Sept. 28, 2018
Judge Brett Kavanaugh and I are basically the same age. He’s almost a full year younger than me and a lot more bourgeoise. But the summer of 1982, we were probably pretty similar characters. He was hanging out at the country club in Deleware, and I was hanging out in punk rock bars in London. He was drinking a lot of beer at 17 and I was trying to be vegan at 18. But we were both teenage boys surrounded by Rocky images of masculinity and the patriarchal notion that God or the gods put all the world’s women on Earth for us to enjoy.
The difference is that I never tried to rip the clothes off of 15-year-old girls. My warped perception of male entitlement only went as far as envying the shower scene in Porky’s. I was sexually shy that summer, but he seemed to have an action plan.
Watching the testimony yesterday morning of Dr. Christine Blasey Ford was gut wrenching. I have to think that millions of women (and plenty of men) were both transfixed and transported back to their own moments of violation. The trauma of sexual assault isn’t a wound that is just healed by time. We don’t expect war veterans suffering from PTSD to “just get over it,” yet there seems to be some statute of limitations on the waves of devastation caused by sexual violence. Dr. Ford was calm but fragile, as she relived her deep-rooted trauma. Kavanaugh’s hysterical testimony, full of conspiracy theories about the Clintons and “Democratic hit jobs,” would have been derided if he had been a female, but men are allowed to use their anger as a cudgel in absence of the truth. “He must be right, look how loud he is yelling.” (And aren’t judges supposed to be politically impartial. This is like giving Fox News a seat on the Supreme Court.)
The underlying message is that the starting assumption is men are truth tellers and women are liars or patsies. Welcome to Anita Hill Redux. You haven’t come a long way, baby. And yes, maybe Ford was mistaken and Kavanaugh is innocent, but his “defense” didn’t convince a single rape victim. No matter how impressive your resume is and how many times you’ve flown on Air Force one and how much you lean on the wisdom of your daughters, good men can do bad things. His credentials don’t shield him from abusive behavior. It’s not good people vs. evil monsters, us vs. them. It’s just us.
As I recently wrote with regard to race, not only do we all internalize white supremacy, infecting each of us with a degree of racism, so to we all internalize misogyny, infecting each of us with a degree of sexism. We might not say it out loud, but we (men and women) are socialized to believe that “male” is the norm (a message delivered by your mailMAN each day), and women are, as Simone de Beauvoir called it, the second sex. I’ve written a great deal about the challenges of being a male feminist when the go-to switch in your head says women are “girls” and secondary or sexual objects. I am a racist and a sexist. Brett and I both learned these lessons long before 1982. The difference seems to be that I seek to purge the sexism within me and he has chosen to deny its existence. I half expected him to pull a Trump and claim, “I’m the least sexist person you’ll ever meet!”

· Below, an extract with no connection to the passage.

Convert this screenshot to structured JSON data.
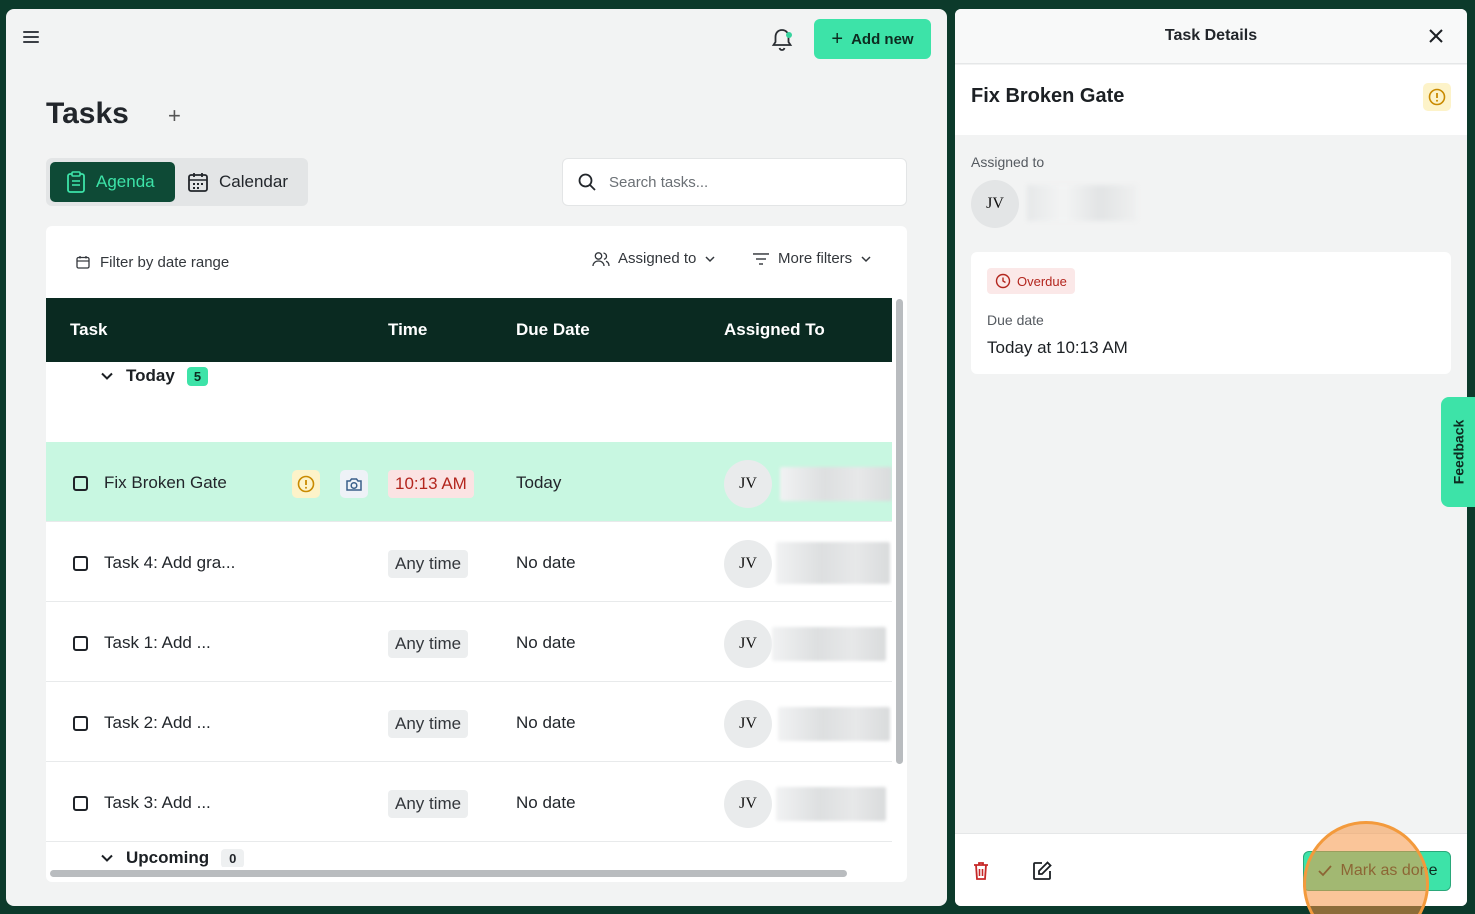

Part of the gendered message we get early on is that men stick together to maintain their authority. “Bros before hos,” the frat boys chant. That male bonding was evident in the predatory behavior of teenage Kavanaugh and his wing-man Mark Judge and it is evident in the Republican men of the Senate Judiciary Committee who are desperate to give this bro a lifetime appointment on the high court. Bro culture reinforces patriarchy from the ball field to fraternity row to the senate chambers.
But it’s easy to point to Brett Kavanaugh as the supreme douchebag of the land, who may or may not have spent Beach Week ’82 plying underage girls with grain alcohol. Whether or not he makes it on the court, he will always be known as the “rapey judge.” Kavanaugh is “them.” We need to focus on us and how our own internalized misogyny creates the rape culture that allows credentialed dicks like Kavanaugh to rise to prominence. If the rise of the alt-right is an opportunity for this country to explore the damage done by white privilege and normalized racism, the Kavanaugh hearings are an opportunity for us to confront our issues with male privilege and normalized sexism.
Brett Kavanaugh isn’t the problem. He’s a symptom of the problem. As my wife and I watched Ford’s testimony, we wondered if our daughter would be telling her own stories of sexual trauma one day, trying to convince a panel of old men about the lifelong damage created by one single act. Trump and his old boy network are fighting tooth and nail to make sure that #metoo is just a fad and the old regime stands firm, so I am desperately worried my daughter will encounter her own Brett Kavanaugh at some point.
But if we men can take a deep dive into our own sexism, our simple dismissal of women and all things feminine, we might put an end to the uproarious laughter of boys who have a girl locked in a room and see her dehumanization as sport. We might delegitimize the delegitimization of women and girls. We might keep my daughter safe by surrounding her with boys and men who see her not just as somebody’s daughter but as somebody. We might be able to undo what we have done for so long.